Anna Turley, Labour MP for Redcar, told the Business, Energy and Industrial Strategy Committee: “We heard a scenario where someone’s colleague had a baby born prematurely and so [the colleague about to be a father] rushed to hospital, and the boss essentially said ‘That’s it, your contract is cancelled, we’re not using you any more’.

“The words were ‘parcels come first’”.

The words were ‘parcels come first’ Anna Turley, MP for Redcar

Peter Kyle, Labour MP for Hove, said of Hermes’ couriers: “The evidence we’ve seen is that their life has to fit around work.

“We had a witness earlier on today who hasn’t taken holiday in ten years. [When calling in sick] he was once told on the phone that ‘the parcel is more important than he is’.”

At the hearing, Hugo Martin, Hermes’ Director of Legal Affairs, responded: “I’m very sorry to hear of this one incidence.

“That conduct is unacceptable and as per the code of conduct that is now embedded that would be a breach of the code of conduct by whoever it was.”

Hermes’ couriers are technically self-employed and choose when to work their routes, delivering as many as 90 parcels per day.

Martin added: “There are 10,500 couriers providing services on a daily basis for Hermes and do so very happily.

“We have standard operating procedures to embed the principles of our code of conduct to ensure couriers who are sick are treated with dignity and respect.”

That conduct is unacceptable Hugo Martin, Legal director, Hermes

He said that the firm’s “industry leading” code of conduct would now protect couriers who suffer family emergencies, such as babies born prematurely.

Yet he conceded that in the first instance, couriers who find themselves too ill to attend distribution centres would need to find a substitute to take their place.

He said: “Couriers have an unfettered right to substitution on a daily basis without any issue at all.

“We ask that the couriers are able to train the substitute in the use of the handheld terminals.”

Hermes has a pool of around 4,000 substitute drivers it can call upon to cover holiday or sick leave, Martin said, though only after couriers have attempted to secure cover themselves.
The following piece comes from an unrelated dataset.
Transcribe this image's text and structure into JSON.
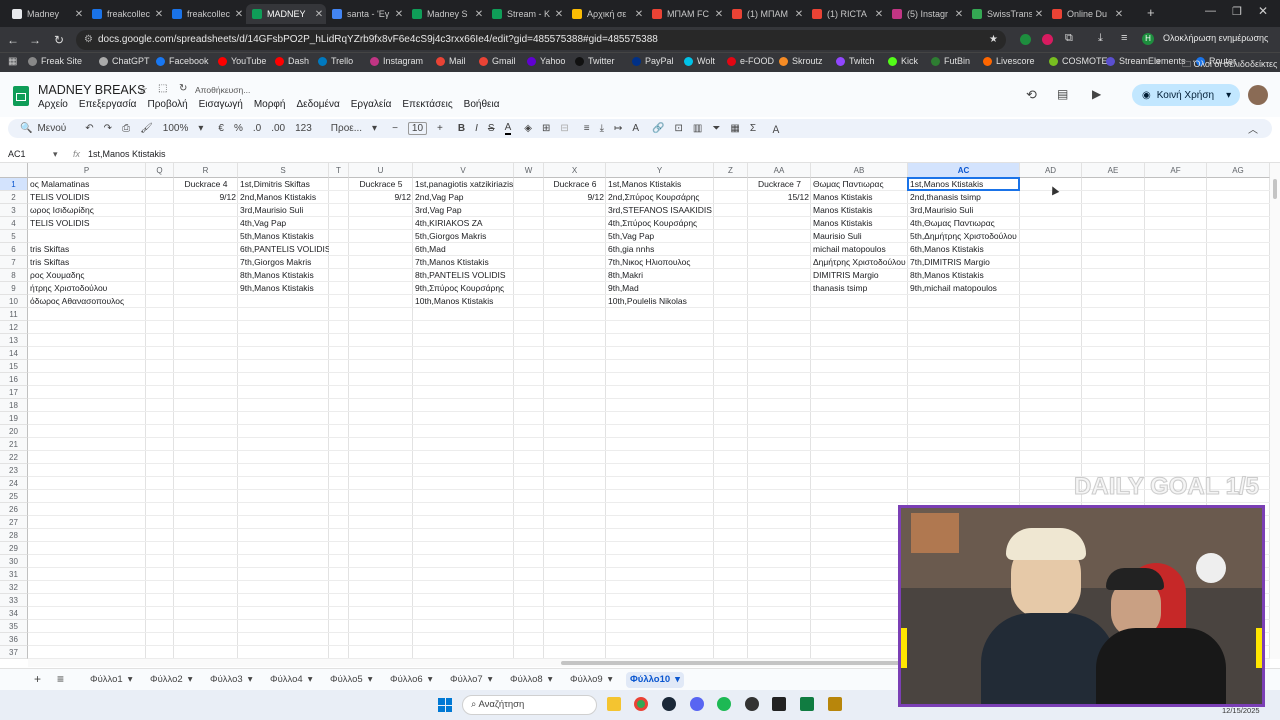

Hermes appeared alongside food delivery app Deliveroo and taxi app Uber.

During the hearing, Uber revealed it is testing the ability to “log out” drivers from its app if they work for more than 12 hours in a single day.